## What you will do
From the entries below, copy every line holding the word "Nota".

## Material supplied
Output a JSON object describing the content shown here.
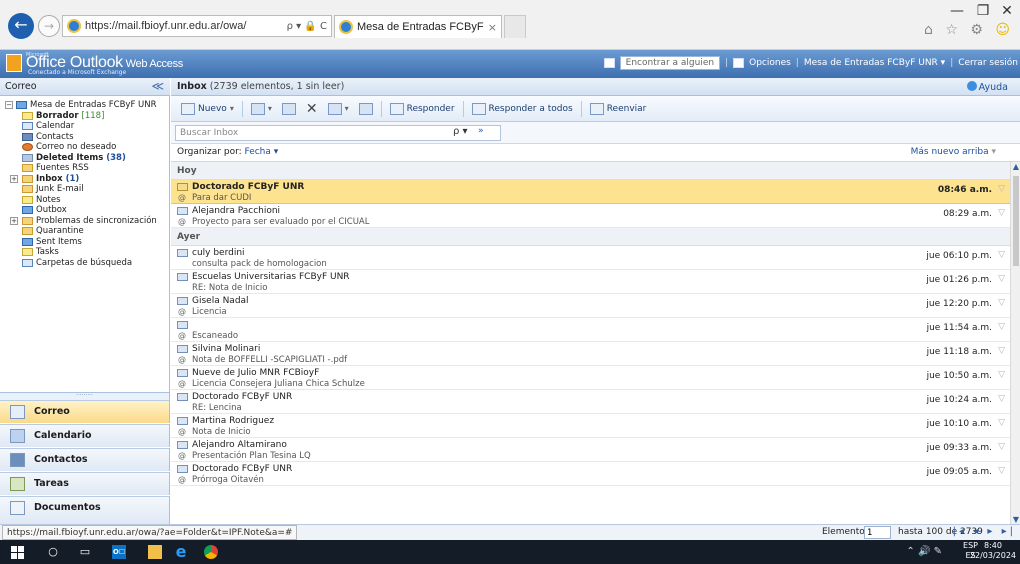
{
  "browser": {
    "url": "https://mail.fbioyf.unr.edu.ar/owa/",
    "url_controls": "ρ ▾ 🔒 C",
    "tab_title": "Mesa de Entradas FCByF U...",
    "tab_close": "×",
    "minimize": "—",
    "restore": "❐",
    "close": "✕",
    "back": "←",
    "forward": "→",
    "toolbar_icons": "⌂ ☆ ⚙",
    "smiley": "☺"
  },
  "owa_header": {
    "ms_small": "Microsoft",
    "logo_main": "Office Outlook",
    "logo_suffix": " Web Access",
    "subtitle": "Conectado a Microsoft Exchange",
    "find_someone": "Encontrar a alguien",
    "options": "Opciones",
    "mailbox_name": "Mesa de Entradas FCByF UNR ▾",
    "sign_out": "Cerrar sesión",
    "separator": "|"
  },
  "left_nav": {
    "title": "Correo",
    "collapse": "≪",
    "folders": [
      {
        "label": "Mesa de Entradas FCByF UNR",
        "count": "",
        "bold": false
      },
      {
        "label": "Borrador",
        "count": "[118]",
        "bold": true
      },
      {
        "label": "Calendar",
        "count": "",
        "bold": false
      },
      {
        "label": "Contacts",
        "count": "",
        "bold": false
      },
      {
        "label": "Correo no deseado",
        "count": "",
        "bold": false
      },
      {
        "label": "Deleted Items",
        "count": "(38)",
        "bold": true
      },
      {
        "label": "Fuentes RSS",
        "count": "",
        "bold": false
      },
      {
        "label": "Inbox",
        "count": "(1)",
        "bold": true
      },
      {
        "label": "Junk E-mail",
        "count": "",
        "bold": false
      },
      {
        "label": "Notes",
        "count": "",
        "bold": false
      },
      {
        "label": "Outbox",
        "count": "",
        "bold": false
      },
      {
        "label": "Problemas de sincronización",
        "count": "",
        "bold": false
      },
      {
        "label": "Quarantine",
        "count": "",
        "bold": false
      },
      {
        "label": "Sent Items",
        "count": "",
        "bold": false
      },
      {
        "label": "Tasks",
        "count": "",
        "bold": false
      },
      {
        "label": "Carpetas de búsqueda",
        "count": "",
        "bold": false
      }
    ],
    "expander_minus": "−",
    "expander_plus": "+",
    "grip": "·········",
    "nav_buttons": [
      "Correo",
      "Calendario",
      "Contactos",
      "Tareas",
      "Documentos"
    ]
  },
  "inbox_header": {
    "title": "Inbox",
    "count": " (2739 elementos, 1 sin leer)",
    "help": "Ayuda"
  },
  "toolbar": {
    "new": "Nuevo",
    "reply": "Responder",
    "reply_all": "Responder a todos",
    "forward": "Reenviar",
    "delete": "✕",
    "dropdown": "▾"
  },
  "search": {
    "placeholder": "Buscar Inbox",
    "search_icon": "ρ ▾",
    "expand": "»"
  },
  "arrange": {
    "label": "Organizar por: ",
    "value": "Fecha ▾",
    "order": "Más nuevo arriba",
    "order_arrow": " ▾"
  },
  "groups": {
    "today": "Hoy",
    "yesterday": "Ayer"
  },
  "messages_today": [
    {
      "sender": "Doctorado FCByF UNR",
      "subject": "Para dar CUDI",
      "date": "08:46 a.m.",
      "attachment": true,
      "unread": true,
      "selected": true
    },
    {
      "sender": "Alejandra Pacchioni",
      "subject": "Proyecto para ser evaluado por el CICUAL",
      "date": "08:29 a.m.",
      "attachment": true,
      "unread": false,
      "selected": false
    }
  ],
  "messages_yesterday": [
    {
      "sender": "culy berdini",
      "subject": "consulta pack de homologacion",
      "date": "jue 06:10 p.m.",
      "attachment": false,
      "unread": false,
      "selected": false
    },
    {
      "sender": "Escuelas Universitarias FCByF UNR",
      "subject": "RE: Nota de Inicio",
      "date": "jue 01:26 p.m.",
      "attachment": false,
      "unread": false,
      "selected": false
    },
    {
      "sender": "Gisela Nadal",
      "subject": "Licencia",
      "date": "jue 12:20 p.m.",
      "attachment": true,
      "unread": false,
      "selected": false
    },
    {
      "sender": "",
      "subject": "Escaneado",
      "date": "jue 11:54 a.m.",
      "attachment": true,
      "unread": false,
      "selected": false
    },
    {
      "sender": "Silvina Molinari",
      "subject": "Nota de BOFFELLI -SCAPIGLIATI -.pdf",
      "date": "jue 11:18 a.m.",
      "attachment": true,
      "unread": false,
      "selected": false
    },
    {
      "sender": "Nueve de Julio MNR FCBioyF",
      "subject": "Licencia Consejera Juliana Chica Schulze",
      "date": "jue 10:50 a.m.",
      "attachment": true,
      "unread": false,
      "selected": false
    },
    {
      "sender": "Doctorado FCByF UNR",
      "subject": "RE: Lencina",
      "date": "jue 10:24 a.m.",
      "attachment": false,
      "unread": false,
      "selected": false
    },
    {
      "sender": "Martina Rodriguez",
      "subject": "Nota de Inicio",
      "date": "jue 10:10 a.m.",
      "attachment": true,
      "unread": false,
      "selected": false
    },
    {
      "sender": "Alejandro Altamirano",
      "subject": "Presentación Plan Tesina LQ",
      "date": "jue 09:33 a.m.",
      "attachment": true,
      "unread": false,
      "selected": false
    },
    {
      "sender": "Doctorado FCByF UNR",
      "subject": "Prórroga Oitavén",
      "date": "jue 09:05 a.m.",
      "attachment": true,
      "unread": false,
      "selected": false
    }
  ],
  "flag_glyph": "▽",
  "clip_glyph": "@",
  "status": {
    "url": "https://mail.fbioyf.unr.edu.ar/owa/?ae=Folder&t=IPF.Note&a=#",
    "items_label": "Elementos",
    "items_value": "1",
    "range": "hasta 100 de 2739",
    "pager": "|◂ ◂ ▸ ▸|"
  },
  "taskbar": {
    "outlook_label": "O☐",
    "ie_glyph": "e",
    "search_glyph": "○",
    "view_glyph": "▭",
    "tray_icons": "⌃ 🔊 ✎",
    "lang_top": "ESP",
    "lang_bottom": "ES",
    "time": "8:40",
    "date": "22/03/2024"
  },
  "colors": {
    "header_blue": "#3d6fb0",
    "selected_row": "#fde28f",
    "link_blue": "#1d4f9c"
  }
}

## Answer to the exercise
      "subject": "RE: Nota de Inicio",
      "subject": "Nota de BOFFELLI -SCAPIGLIATI -.pdf",
      "subject": "Nota de Inicio",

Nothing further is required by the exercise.